In recent years, the concept of emotional intelligence has gained traction in the business world. Most of us know brilliant people who seem hopeless when it comes to dealing with people; either they try to dominate everyone, or they fade into the shadows and let others handle the purely human aspects of work. Most of us express one of these tendencies to some extent, but the standouts take them to extremes.
Those who interact well with others have a high “EQ,” or “emotional intelligence quotient” based on self-awareness. They may or may not also have high IQs, but they’re generally comfortable in their own skins, because they’ve taken seriously the Biblical directive to “know thyself.” As a result, they have a higher level of social functionality than many of their colleagues, particularly in the psychological and emotional realms.
Use these five self-analysis techniques to boost your self-awareness:
Practice mindfulness. Some people think self-awareness and mindfulness amount to the same thing, but that’s untrue. Mindfulness is an element of self-awareness, in the sense of living in the moment and paying attention to what’s happening right now while not worrying about the past or future. It’s about intently observing and thinking about what you see, so you minimize mistakes and absorb experiences. It’s the opposite of routine, absentmindedness, and operating on autopilot. Mindfulness can begin with something as simple as truly noticing the taste and texture of your food as you eat, or taking note of the feel of the water running over your body as you shower.
Focus. Self-awareness requires you to focus attention on yourself—body, mind, and soul. Inevitably, this results in self-knowledge you can use apply greater self-discipline, to circumvent weaknesses, and to improve strengths. A focus on your body will trigger you to take a break (if you don’t ignore the signals). A focus on your mind will prompt you when you’re whining internally or engaging in negative self-talk. A focus on your soul might tell you it’s time to get out of your dead-end job. In this way, you maximize what you do best, learn who and what can offset your weaknesses, how to behave in your own best interests.
Observe and understand your impulses. Sometimes you must analyze and unlearn existing habits shaping your behavior, so that you can develop more useful ones. Don’t make snap decisions without fully checking in with yourself. Don’t let others push you into making such decisions, either.
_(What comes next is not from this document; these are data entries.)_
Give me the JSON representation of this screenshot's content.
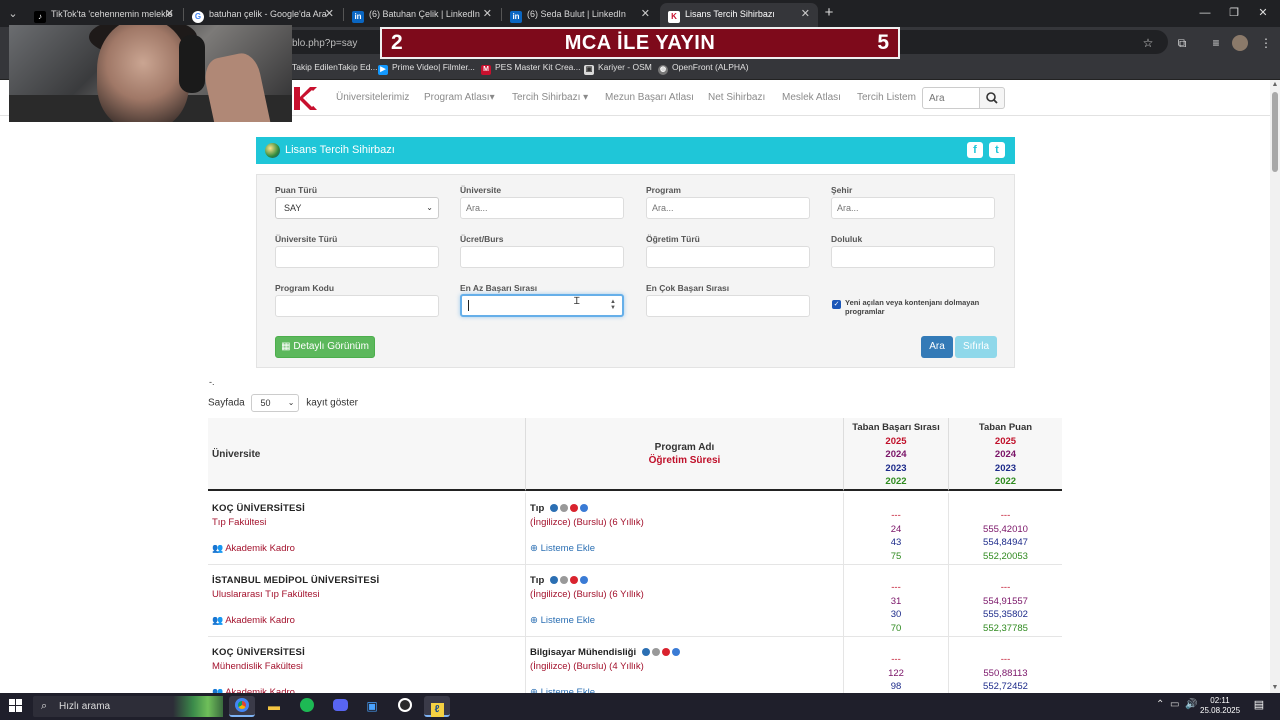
{
  "browser": {
    "tabs": [
      {
        "title": "TikTok'ta 'cehennemin melekler'",
        "favicon": "tiktok-icon",
        "active": false
      },
      {
        "title": "batuhan çelik - Google'da Ara",
        "favicon": "google-icon",
        "active": false
      },
      {
        "title": "(6) Batuhan Çelik | LinkedIn",
        "favicon": "linkedin-icon",
        "active": false
      },
      {
        "title": "(6) Seda Bulut | LinkedIn",
        "favicon": "linkedin-icon",
        "active": false
      },
      {
        "title": "Lisans Tercih Sihirbazı",
        "favicon": "site-logo-icon",
        "active": true
      }
    ],
    "url": "blo.php?p=say",
    "bookmarks": [
      {
        "label": "Takip EdilenTakip Ed...",
        "icon": "tiktok-icon"
      },
      {
        "label": "Prime Video| Filmler...",
        "icon": "prime-video-icon"
      },
      {
        "label": "PES Master Kit Crea...",
        "icon": "pes-master-icon"
      },
      {
        "label": "Kariyer - OSM",
        "icon": "osm-icon"
      },
      {
        "label": "OpenFront (ALPHA)",
        "icon": "globe-icon"
      }
    ]
  },
  "stream": {
    "banner_left": "2",
    "banner_title": "MCA İLE YAYIN",
    "banner_right": "5"
  },
  "nav": {
    "items": [
      "Üniversitelerimiz",
      "Program Atlası",
      "Tercih Sihirbazı",
      "Mezun Başarı Atlası",
      "Net Sihirbazı",
      "Meslek Atlası",
      "Tercih Listem"
    ],
    "search_placeholder": "Ara"
  },
  "panel": {
    "title": "Lisans Tercih Sihirbazı",
    "fields": {
      "puan_turu_label": "Puan Türü",
      "puan_turu_value": "SAY",
      "universite_label": "Üniversite",
      "universite_placeholder": "Ara...",
      "program_label": "Program",
      "program_placeholder": "Ara...",
      "sehir_label": "Şehir",
      "sehir_placeholder": "Ara...",
      "universite_turu_label": "Üniversite Türü",
      "ucret_label": "Ücret/Burs",
      "ogretim_turu_label": "Öğretim Türü",
      "doluluk_label": "Doluluk",
      "program_kodu_label": "Program Kodu",
      "en_az_label": "En Az Başarı Sırası",
      "en_cok_label": "En Çok Başarı Sırası"
    },
    "checkbox_label": "Yeni açılan veya kontenjanı dolmayan programlar",
    "detail_button": "Detaylı Görünüm",
    "search_button": "Ara",
    "reset_button": "Sıfırla"
  },
  "table": {
    "dot": "-.",
    "page_size_prefix": "Sayfada",
    "page_size_value": "50",
    "page_size_suffix": "kayıt göster",
    "headers": {
      "universite": "Üniversite",
      "program": "Program Adı",
      "ogretim": "Öğretim Süresi",
      "taban_basari": "Taban Başarı Sırası",
      "taban_puan": "Taban Puan",
      "years": [
        "2025",
        "2024",
        "2023",
        "2022"
      ]
    },
    "kadro_label": "Akademik Kadro",
    "liste_label": "Listeme Ekle",
    "rows": [
      {
        "university": "KOÇ ÜNİVERSİTESİ",
        "faculty": "Tıp Fakültesi",
        "program": "Tıp",
        "details": "(İngilizce) (Burslu) (6 Yıllık)",
        "ranks": [
          "---",
          "24",
          "43",
          "75"
        ],
        "scores": [
          "---",
          "555,42010",
          "554,84947",
          "552,20053"
        ]
      },
      {
        "university": "İSTANBUL MEDİPOL ÜNİVERSİTESİ",
        "faculty": "Uluslararası Tıp Fakültesi",
        "program": "Tıp",
        "details": "(İngilizce) (Burslu) (6 Yıllık)",
        "ranks": [
          "---",
          "31",
          "30",
          "70"
        ],
        "scores": [
          "---",
          "554,91557",
          "555,35802",
          "552,37785"
        ]
      },
      {
        "university": "KOÇ ÜNİVERSİTESİ",
        "faculty": "Mühendislik Fakültesi",
        "program": "Bilgisayar Mühendisliği",
        "details": "(İngilizce) (Burslu) (4 Yıllık)",
        "ranks": [
          "---",
          "122",
          "98",
          ""
        ],
        "scores": [
          "---",
          "550,88113",
          "552,72452",
          ""
        ]
      }
    ]
  },
  "taskbar": {
    "search_placeholder": "Hızlı arama",
    "time": "02:11",
    "date": "25.08.2025"
  }
}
Don’t assume something’s best for you just because someone else says so, or because it’s the normal path to success; pick and choose advice. Sometimes something will work for you; sometimes it won’t.
Explore your feelings. Rather than repress or ignore your emotional responses, study them. What are they trying to tell you? Track your feelings—by journaling, for example. Give them free rein when and where it’s appropriate, so you can study their nuances, give them a voice, and resolve them adequately and safely. This can leave you feeling less stressed and more fulfilled, especially if you realize what you’re doing fails to align with how you feel or what you want out of life. At that point, you can make changes. If you react badly to certain situations, for instance, you have the options of avoiding those situations or learning how to deal with them more positively, depending on the circumstances.